Spatiotemporal dynamics of ecosystem fires and biomass burning-induced carbon emissions in China over the past two decades

Figure 8 from Chen et al. (2020): Anomalies in ELM-simulated burned area in semi-factorial simulation experiments.

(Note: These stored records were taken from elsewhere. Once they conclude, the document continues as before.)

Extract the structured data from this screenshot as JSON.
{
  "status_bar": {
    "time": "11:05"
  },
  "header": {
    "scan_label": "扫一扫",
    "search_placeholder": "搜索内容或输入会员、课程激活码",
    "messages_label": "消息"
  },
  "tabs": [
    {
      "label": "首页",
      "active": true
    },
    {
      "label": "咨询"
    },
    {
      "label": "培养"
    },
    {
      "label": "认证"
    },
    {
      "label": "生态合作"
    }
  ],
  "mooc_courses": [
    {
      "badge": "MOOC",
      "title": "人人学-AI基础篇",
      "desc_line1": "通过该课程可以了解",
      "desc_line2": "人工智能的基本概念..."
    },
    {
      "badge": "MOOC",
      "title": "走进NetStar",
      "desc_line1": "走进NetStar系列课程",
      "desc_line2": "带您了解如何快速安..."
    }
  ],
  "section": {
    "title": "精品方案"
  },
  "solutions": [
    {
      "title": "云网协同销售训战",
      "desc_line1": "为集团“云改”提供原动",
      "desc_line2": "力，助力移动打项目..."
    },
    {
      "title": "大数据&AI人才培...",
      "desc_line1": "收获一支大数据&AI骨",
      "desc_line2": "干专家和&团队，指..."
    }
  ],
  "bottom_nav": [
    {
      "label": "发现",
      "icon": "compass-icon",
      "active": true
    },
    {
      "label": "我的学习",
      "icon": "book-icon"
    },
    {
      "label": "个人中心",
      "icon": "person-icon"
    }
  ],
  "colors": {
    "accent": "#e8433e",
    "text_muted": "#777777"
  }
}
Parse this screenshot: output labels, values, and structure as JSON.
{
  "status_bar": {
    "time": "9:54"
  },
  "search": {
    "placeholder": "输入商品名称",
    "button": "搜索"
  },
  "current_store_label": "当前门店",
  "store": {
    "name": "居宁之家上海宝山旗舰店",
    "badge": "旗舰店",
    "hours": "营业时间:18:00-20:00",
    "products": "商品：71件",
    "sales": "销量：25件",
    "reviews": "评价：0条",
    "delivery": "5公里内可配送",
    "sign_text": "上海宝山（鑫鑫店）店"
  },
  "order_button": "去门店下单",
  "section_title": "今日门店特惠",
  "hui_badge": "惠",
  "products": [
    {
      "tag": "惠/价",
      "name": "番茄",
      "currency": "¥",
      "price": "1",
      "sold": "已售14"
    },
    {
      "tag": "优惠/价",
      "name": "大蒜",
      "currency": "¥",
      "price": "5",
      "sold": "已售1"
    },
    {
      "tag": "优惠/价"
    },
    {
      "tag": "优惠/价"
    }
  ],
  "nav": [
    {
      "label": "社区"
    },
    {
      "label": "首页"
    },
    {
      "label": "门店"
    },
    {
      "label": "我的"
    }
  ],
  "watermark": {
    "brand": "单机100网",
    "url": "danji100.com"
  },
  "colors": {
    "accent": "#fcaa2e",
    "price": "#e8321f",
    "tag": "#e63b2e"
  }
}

Fire is a major type of disturbance that has important influences on ecosystem dynamics and carbon cycles. Yet our understanding of ecosystem fires and their carbon cycle consequences is still limited, largely due to the difficulty of large-scale fire monitoring and the complex interactions between fire, vegetation, climate, and anthropogenic factors. Here, using data from satellite-derived fire observations and ecosystem model simulations, we performed a comprehensive investigation of the spatial and temporal dynamics of China’s ecosystem fire disturbances and their carbon emissions over the past two decades (1997–2016). Satellite-derived results showed that on average about 3.47–4.53 × 104 km2 of the land was burned annually during the past two decades, among which annual burned forest area was about 0.81–1.25 × 104 km2, accounting for 0.33–0.51% of the forest area in China. Biomass burning emitted about 23.02 TgC per year. Compared to satellite products, simulations from the Energy Exascale Earth System Land Model (ELM) strongly overestimated China’s burned area and fire-induced carbon emissions. Annual burned area and fire-induced carbon emissions were high for boreal forest in Northeast China’s Daxing’anling region and subtropical dry forest in South Yunnan, as revealed by both the satellite product and the model simulations. Our results suggest that climate and anthropogenic factors play critical roles in controlling the spatial and seasonal distribution of China’s ecosystem fire disturbances. Our findings highlight the importance of multiple complementary approaches in assessing ecosystem fire disturbance and its carbon consequences. Further studies are required to improve the methods of observing and modelling China’s ecosystem fire disturbances, which will provide valuable information for fire management and ecosystem sustainability in an era when both human activities and the natural environment are rapidly changing.